Where the word "true" appears in a line below, copy the whole line.

[RECORDS PROVIDED Boundary: Start]

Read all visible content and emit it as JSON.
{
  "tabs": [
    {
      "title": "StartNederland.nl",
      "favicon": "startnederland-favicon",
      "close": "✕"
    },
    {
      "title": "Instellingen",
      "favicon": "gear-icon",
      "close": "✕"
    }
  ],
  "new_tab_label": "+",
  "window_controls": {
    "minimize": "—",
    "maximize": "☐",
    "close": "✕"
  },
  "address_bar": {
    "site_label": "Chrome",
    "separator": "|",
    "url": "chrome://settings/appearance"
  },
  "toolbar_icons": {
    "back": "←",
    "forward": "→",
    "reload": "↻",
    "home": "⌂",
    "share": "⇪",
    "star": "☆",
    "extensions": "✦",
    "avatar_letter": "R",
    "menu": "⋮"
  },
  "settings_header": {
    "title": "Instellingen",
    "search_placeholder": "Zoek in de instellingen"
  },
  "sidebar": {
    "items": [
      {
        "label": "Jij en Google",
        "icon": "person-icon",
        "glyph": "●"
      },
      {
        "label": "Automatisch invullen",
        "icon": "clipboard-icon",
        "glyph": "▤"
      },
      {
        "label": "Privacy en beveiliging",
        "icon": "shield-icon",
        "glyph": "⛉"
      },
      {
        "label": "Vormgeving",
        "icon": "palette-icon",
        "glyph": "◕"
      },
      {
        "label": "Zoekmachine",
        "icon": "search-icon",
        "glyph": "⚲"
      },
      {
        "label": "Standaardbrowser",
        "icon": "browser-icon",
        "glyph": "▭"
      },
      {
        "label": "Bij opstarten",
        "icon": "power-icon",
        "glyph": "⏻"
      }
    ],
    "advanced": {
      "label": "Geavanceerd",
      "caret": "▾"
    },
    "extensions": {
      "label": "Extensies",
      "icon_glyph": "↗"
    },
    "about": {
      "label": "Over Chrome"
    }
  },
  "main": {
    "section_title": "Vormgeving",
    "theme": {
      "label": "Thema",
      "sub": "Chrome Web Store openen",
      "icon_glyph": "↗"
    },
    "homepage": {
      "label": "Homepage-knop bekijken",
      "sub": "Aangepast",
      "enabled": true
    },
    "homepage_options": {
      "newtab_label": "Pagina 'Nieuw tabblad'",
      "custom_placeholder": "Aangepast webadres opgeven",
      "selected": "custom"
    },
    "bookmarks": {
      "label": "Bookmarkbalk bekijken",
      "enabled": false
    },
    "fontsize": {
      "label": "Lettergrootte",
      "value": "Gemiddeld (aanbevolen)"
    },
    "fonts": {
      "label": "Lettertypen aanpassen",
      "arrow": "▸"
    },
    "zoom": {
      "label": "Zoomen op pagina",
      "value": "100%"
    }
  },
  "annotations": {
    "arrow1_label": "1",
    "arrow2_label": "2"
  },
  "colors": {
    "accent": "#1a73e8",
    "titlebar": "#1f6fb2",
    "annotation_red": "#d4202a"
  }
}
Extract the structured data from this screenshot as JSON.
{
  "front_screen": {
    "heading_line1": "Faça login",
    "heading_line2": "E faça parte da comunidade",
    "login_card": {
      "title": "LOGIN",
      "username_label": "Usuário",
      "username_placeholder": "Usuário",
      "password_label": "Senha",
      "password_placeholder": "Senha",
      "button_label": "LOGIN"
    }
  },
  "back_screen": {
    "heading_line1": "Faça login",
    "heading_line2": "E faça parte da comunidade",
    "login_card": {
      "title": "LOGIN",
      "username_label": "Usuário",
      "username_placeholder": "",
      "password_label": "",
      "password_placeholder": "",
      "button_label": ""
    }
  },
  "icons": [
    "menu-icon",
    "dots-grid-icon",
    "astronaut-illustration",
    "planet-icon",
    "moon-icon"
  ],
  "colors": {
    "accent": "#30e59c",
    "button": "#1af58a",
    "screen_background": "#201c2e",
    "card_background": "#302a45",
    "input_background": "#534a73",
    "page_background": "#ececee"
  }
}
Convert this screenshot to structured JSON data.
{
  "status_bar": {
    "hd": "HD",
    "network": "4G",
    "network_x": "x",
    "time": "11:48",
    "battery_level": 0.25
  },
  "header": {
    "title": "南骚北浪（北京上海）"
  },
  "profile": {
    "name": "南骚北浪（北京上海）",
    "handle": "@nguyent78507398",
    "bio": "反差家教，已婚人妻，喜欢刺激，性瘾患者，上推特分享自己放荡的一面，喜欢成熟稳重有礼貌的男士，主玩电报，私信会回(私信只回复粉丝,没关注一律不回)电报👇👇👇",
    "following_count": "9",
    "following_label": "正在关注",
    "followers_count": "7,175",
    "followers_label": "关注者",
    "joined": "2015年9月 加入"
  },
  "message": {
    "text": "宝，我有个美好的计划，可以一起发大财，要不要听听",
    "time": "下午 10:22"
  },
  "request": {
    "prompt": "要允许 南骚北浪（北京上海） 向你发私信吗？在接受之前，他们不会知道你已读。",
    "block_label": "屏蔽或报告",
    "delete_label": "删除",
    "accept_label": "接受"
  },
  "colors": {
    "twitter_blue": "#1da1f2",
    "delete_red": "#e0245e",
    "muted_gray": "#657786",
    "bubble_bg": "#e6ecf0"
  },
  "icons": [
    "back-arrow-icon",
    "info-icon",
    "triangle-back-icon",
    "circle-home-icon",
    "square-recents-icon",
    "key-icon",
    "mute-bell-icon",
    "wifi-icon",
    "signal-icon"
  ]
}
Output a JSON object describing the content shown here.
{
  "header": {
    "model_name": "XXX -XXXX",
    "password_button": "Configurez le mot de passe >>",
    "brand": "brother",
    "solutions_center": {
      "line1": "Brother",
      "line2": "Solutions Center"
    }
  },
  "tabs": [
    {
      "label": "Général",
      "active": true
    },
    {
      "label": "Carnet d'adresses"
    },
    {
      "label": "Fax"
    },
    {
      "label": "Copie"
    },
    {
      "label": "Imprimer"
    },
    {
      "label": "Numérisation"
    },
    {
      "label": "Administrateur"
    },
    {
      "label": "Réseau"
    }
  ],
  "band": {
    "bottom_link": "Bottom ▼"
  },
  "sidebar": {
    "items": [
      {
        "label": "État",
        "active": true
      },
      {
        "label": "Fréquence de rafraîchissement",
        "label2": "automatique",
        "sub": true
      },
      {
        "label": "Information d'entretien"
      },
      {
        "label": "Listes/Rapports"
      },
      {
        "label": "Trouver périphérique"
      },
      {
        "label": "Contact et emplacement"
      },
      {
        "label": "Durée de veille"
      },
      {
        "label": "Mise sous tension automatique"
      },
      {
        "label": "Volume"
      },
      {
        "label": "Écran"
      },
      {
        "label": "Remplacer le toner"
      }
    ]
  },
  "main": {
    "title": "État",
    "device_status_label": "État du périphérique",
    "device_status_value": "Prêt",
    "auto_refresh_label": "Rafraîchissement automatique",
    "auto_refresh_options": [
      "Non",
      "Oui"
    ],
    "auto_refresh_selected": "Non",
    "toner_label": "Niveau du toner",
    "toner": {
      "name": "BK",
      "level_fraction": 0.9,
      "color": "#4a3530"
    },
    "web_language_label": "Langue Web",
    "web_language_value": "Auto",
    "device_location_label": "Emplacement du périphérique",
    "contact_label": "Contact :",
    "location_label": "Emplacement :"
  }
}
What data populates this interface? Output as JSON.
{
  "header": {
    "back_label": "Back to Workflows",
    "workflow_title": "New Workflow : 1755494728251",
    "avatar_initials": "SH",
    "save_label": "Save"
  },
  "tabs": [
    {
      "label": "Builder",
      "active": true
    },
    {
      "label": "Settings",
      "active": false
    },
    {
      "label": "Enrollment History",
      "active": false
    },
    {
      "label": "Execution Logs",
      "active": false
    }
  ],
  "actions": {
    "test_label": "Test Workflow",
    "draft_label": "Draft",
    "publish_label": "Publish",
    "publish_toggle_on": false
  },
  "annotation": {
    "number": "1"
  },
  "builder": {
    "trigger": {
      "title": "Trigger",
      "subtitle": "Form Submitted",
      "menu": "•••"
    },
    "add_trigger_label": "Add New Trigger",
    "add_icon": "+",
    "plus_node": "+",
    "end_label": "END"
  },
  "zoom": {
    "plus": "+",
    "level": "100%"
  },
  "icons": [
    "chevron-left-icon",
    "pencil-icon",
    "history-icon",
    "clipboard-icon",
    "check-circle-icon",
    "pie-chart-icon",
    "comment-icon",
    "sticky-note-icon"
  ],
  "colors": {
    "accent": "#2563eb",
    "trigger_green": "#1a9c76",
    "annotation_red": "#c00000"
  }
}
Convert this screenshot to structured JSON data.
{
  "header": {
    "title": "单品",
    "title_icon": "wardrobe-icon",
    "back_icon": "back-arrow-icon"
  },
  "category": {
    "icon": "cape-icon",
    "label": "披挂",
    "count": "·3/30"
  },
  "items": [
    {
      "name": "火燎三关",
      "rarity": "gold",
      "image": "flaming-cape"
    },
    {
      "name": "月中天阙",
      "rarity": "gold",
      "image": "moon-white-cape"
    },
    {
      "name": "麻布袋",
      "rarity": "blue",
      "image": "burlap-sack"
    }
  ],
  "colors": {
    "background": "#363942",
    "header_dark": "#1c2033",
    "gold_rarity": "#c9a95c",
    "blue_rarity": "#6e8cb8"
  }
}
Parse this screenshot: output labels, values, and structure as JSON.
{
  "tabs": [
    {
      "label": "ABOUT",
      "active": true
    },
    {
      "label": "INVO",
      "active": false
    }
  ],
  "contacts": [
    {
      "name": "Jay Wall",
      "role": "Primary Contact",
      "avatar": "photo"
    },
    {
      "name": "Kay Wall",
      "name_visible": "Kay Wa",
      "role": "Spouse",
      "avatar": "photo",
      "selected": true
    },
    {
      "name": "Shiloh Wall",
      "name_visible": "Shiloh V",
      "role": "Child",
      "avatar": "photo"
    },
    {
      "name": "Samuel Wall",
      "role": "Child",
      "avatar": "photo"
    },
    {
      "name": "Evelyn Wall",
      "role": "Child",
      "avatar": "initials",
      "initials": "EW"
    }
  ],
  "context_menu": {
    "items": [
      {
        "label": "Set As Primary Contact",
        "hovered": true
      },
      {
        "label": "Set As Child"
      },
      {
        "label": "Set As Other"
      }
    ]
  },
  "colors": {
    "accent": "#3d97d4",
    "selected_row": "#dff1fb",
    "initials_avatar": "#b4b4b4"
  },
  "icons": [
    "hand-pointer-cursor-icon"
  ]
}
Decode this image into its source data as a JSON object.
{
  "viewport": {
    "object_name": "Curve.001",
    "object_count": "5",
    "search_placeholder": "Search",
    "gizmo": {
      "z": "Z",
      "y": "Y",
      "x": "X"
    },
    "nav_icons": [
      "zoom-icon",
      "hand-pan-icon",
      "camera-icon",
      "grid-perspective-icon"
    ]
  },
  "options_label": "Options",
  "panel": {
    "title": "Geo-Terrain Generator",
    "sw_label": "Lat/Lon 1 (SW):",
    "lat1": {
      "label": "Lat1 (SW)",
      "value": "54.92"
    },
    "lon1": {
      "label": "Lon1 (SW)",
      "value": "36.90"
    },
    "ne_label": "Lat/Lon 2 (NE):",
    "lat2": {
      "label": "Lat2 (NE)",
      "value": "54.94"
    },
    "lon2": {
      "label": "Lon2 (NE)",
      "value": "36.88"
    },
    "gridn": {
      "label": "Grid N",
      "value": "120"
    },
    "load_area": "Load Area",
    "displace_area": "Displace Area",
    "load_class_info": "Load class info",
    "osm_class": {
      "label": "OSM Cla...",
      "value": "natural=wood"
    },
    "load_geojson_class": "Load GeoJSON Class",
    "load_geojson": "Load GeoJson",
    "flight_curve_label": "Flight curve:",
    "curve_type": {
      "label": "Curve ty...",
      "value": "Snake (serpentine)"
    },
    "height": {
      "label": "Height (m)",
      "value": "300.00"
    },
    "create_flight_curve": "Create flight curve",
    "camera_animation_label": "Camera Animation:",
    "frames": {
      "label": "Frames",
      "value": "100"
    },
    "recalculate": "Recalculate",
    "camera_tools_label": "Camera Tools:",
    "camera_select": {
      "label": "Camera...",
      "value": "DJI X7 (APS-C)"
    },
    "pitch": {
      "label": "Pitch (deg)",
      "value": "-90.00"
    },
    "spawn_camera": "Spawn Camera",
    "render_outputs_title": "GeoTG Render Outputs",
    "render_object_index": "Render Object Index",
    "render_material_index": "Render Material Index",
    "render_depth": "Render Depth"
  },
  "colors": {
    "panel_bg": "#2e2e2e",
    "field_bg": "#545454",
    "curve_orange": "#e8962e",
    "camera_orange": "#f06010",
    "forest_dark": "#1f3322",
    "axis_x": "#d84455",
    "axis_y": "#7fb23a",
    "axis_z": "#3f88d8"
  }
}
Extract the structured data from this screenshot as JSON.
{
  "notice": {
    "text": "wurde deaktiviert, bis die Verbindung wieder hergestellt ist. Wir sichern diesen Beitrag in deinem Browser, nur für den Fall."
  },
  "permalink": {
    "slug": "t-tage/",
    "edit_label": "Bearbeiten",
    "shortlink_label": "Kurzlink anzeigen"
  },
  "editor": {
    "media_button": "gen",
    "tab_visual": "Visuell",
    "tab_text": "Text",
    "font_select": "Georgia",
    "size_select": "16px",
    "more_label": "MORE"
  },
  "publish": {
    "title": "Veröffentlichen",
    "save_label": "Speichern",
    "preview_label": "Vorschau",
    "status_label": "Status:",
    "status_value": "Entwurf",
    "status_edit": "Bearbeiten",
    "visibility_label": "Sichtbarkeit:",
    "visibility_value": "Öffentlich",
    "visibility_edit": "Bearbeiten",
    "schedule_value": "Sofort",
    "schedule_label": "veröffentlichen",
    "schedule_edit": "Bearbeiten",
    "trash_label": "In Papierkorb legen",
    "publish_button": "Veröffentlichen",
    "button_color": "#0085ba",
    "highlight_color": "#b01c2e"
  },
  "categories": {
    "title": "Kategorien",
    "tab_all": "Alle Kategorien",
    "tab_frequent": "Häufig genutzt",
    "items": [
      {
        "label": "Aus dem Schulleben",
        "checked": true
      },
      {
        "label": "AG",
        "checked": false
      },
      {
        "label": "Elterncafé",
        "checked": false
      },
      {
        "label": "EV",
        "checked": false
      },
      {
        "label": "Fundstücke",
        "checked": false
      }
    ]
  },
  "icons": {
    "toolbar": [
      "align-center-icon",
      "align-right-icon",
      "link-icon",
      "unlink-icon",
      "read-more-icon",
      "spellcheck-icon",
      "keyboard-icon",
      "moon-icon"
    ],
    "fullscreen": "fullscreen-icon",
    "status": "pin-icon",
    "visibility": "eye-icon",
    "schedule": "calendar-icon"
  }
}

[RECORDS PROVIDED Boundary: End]

» **WRITTEN ANSWER**:
      "enabled": true
      "active": true
        "active": true
        "sub": true
      "active": true
      "active": true
      "selected": true
        "hovered": true
        "checked": true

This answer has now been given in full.